The Pfizer/BioNTech COVID-19 Vaccine Recently Received Full FDA Approval, What Changes Now?

Carissa Davis

Since the introduction of COVID-19 vaccinations, employers have considered whether vaccine mandates are right for their workplaces. One hurdle has been several lawsuits claiming that because the COVID vaccinations did not have full Food and Drug Administration (“FDA”) approval, employers could not implement vaccine mandates. In making this argument, many plaintiffs pointed towards the federal law permitting the issuance of emergency use authorizations (“EUA”), which provides that recipients should be advised of “the option to accept or refuse administration of the product.”  While several of these claims against government employers are still pending, a federal court dismissed an identical claim, explaining that the quoted language does not affect private employers’ rights. Additionally, the U.S. Justice Department issued a nonbinding advisory memorandum explaining that the EUA in no way prohibited employers from mandating vaccines.

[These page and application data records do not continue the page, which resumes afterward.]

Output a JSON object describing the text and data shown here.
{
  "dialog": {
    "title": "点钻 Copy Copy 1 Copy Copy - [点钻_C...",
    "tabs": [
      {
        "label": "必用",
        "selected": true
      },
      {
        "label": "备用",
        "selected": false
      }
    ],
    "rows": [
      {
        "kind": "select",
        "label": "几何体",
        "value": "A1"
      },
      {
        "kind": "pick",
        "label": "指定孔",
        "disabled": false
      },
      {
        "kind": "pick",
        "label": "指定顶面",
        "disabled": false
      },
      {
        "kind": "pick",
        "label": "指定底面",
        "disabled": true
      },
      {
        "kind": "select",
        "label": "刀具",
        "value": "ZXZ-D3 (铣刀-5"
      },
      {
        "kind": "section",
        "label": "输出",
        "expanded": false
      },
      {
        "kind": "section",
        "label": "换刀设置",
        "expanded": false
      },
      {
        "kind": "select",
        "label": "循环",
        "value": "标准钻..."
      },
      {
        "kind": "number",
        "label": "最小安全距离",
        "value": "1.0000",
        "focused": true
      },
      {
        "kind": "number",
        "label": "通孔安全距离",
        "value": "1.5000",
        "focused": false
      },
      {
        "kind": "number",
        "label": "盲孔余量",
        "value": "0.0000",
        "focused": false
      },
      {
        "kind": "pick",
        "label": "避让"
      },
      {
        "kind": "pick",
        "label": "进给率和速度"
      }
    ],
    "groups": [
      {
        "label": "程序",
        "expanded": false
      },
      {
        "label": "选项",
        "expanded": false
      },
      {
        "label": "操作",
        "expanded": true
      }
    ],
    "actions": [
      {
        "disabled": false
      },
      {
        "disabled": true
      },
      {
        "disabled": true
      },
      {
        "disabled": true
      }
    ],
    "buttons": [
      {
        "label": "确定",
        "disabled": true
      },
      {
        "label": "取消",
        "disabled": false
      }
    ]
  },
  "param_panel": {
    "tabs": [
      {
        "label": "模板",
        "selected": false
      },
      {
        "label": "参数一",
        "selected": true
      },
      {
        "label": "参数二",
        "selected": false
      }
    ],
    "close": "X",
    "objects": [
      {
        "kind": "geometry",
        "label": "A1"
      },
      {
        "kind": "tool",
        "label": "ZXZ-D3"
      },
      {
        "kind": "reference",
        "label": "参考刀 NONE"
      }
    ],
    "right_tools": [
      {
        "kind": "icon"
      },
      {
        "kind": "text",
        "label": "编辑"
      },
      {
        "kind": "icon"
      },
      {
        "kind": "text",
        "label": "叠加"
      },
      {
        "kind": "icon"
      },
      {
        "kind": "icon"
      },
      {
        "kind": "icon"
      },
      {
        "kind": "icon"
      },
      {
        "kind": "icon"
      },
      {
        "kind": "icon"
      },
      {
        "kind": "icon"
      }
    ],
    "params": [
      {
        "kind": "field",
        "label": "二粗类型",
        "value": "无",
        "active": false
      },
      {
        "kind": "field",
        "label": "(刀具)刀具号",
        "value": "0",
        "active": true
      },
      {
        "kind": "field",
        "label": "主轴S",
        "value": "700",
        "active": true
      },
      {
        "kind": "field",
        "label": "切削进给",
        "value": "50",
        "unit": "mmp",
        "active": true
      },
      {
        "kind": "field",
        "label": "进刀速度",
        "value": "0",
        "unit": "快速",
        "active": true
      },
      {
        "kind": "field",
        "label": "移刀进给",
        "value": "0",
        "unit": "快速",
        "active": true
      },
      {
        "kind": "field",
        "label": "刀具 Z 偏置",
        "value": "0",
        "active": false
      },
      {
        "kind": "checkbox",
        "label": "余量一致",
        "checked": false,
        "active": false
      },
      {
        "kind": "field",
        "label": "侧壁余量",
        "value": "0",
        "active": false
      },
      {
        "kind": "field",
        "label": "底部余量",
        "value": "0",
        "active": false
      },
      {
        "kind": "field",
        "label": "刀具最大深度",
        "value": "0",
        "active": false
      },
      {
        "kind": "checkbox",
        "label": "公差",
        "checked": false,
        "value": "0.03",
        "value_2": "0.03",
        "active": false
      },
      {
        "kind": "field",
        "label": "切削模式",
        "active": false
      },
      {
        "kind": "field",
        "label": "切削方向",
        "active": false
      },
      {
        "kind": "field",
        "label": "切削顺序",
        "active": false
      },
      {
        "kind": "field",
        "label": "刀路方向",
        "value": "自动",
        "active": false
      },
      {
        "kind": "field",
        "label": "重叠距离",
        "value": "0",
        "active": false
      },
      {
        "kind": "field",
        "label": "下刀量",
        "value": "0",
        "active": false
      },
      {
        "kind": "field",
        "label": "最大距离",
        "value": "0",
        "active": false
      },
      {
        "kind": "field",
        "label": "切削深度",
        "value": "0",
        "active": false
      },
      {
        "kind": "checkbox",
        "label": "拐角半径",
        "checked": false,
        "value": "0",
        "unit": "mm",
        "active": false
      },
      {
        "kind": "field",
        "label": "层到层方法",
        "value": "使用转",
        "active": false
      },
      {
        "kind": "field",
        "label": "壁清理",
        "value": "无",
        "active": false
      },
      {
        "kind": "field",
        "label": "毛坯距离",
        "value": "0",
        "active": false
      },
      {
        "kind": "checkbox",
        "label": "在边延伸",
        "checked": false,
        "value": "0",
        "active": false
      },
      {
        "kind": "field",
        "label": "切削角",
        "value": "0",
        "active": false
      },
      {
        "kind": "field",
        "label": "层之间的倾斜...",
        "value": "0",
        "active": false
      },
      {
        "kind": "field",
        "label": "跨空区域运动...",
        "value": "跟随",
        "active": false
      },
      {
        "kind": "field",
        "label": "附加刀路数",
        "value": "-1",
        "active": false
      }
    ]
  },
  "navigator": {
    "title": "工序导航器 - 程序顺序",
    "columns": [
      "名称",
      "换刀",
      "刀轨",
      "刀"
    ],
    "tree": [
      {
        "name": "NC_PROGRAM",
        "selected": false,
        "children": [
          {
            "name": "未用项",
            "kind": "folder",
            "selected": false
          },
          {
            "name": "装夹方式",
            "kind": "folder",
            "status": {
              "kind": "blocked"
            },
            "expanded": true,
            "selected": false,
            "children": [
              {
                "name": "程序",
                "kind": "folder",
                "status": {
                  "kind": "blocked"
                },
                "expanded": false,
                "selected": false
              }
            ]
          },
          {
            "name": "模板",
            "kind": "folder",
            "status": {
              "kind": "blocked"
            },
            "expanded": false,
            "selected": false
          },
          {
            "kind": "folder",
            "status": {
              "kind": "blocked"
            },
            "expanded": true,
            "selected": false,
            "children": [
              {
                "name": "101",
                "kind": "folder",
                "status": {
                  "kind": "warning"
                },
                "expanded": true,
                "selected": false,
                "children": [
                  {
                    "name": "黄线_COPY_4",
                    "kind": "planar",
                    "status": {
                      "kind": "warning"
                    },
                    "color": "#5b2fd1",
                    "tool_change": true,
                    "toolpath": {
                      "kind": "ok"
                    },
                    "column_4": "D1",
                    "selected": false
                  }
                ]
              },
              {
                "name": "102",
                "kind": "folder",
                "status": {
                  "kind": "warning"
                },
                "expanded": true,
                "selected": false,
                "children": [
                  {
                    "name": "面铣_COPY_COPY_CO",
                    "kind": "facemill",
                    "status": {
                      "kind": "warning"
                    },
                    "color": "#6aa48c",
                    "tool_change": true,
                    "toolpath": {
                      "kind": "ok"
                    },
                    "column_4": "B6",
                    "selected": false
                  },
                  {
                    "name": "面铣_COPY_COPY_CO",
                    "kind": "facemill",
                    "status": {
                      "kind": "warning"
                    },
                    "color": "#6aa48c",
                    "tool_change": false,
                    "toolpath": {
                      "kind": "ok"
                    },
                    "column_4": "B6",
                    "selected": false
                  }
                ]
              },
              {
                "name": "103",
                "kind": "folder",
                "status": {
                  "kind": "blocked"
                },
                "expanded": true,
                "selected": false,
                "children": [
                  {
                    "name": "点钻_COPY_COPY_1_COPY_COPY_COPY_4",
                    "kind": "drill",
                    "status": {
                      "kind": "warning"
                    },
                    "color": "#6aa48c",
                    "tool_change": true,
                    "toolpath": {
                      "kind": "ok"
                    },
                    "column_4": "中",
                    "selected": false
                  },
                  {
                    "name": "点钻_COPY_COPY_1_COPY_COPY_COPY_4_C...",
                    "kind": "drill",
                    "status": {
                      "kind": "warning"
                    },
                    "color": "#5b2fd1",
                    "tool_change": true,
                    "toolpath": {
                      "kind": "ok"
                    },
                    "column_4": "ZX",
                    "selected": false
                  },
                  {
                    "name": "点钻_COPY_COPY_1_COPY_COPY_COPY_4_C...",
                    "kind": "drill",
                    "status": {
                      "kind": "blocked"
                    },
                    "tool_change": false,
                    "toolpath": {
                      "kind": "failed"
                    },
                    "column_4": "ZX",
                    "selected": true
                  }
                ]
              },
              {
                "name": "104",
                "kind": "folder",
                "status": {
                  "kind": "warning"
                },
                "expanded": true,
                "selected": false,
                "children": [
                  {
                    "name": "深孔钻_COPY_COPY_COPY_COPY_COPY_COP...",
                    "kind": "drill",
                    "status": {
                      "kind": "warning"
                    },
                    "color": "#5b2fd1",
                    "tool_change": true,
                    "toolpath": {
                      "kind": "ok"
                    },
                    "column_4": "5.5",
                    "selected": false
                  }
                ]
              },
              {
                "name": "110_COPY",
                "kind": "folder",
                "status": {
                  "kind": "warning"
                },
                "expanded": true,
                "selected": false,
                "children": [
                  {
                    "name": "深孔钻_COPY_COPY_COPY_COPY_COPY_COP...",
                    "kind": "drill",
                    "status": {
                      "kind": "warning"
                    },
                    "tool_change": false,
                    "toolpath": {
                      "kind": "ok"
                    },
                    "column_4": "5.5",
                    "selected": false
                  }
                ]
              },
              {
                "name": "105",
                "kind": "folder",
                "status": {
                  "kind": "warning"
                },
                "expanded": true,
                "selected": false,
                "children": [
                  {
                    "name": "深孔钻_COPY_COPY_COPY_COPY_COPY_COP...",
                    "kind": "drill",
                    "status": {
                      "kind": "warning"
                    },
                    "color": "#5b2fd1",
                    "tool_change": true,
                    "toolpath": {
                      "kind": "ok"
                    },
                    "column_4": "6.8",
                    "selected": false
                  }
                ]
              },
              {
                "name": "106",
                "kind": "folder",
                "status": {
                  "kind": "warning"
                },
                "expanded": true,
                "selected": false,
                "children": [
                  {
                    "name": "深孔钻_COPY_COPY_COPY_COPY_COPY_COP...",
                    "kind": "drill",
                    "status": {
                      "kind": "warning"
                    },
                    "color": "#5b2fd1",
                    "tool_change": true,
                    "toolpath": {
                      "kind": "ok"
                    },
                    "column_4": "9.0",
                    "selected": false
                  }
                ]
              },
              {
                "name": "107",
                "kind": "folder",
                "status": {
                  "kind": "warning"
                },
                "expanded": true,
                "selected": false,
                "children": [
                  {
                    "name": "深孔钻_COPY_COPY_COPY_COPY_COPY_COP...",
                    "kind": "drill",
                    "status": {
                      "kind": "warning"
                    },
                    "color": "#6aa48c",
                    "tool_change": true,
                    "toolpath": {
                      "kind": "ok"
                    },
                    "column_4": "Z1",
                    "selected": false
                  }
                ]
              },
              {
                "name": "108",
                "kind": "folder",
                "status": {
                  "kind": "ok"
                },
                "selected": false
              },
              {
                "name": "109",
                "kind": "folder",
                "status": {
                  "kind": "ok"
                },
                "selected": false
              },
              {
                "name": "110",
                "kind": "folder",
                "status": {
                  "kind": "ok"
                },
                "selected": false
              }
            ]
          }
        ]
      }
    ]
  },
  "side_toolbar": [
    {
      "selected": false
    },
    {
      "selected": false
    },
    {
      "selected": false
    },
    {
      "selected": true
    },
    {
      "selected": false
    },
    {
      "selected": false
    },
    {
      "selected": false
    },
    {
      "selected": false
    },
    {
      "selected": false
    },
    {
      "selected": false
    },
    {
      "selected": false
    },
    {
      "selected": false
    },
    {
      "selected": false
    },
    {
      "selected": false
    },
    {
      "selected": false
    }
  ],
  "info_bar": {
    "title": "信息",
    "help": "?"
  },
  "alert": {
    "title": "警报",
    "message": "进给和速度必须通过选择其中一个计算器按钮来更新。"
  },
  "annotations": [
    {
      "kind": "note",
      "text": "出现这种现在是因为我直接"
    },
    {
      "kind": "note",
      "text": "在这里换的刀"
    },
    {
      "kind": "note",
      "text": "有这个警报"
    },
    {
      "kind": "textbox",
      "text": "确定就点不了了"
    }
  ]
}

While the weight of authority indicated that the EUA could not serve as a basis for employees to resist vaccine mandates, plaintiffs continued to file claims. This trend reinforces the lesson that many employers have learned: with COVID-19, it’s not always about what a company can do legally but is about the practical risk of expensive litigation and the prospect of losing workers during a labor crisis.

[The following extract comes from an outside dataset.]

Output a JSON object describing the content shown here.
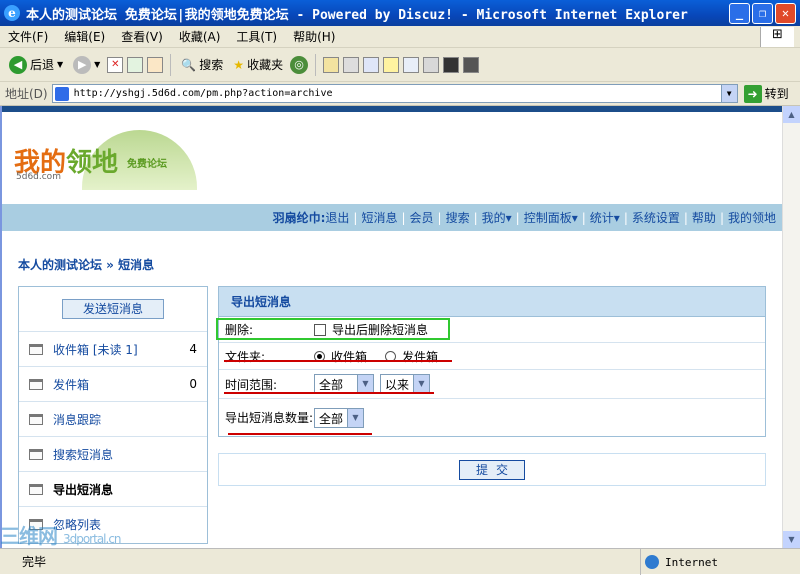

Last week, the FDA issued full approval to the Pfizer vaccine. Now, after a rocky start with divergent opinions, the general consensus is that an employer may impose a mandatory vaccine policy so long as it engages in the interactive process to determine if a reasonable accommodation is available for employees with sincerely held religious beliefs or medical conditions preventing them from receiving the vaccine.

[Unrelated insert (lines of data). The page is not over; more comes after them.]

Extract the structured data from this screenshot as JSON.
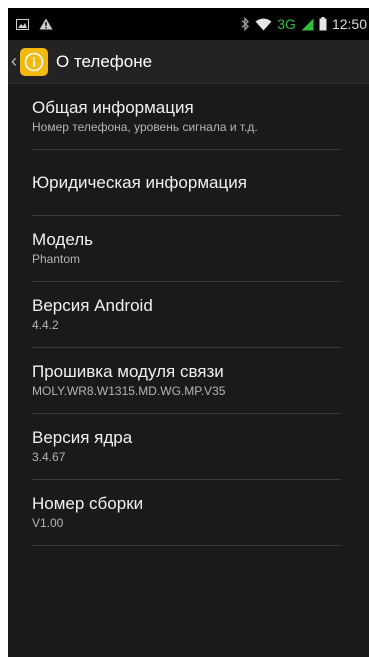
{
  "statusbar": {
    "left_icons": [
      "image-icon",
      "warning-icon"
    ],
    "right_icons": [
      "bluetooth-icon",
      "wifi-icon",
      "signal-icon",
      "battery-icon"
    ],
    "network_type": "3G",
    "time": "12:50"
  },
  "actionbar": {
    "title": "О телефоне",
    "icon": "info-icon"
  },
  "items": [
    {
      "title": "Общая информация",
      "subtitle": "Номер телефона, уровень сигнала и т.д."
    },
    {
      "title": "Юридическая информация",
      "subtitle": ""
    },
    {
      "title": "Модель",
      "subtitle": "Phantom"
    },
    {
      "title": "Версия Android",
      "subtitle": "4.4.2"
    },
    {
      "title": "Прошивка модуля связи",
      "subtitle": "MOLY.WR8.W1315.MD.WG.MP.V35"
    },
    {
      "title": "Версия ядра",
      "subtitle": "3.4.67"
    },
    {
      "title": "Номер сборки",
      "subtitle": "V1.00"
    }
  ],
  "colors": {
    "accent": "#f2b90f",
    "background": "#1a1a1a",
    "network": "#2fbf3f"
  }
}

With the FDA’s announcement, employers received a boost in implementing effective mandatory vaccine policies. Vaccine holdouts have one less legal theory to advance, and risk-averse employers may feel more comfortable moving forward with mandatory policies. Of course, when considering vaccination policies, employers should consult counsel, as many states have explored legislation with respect to these issues.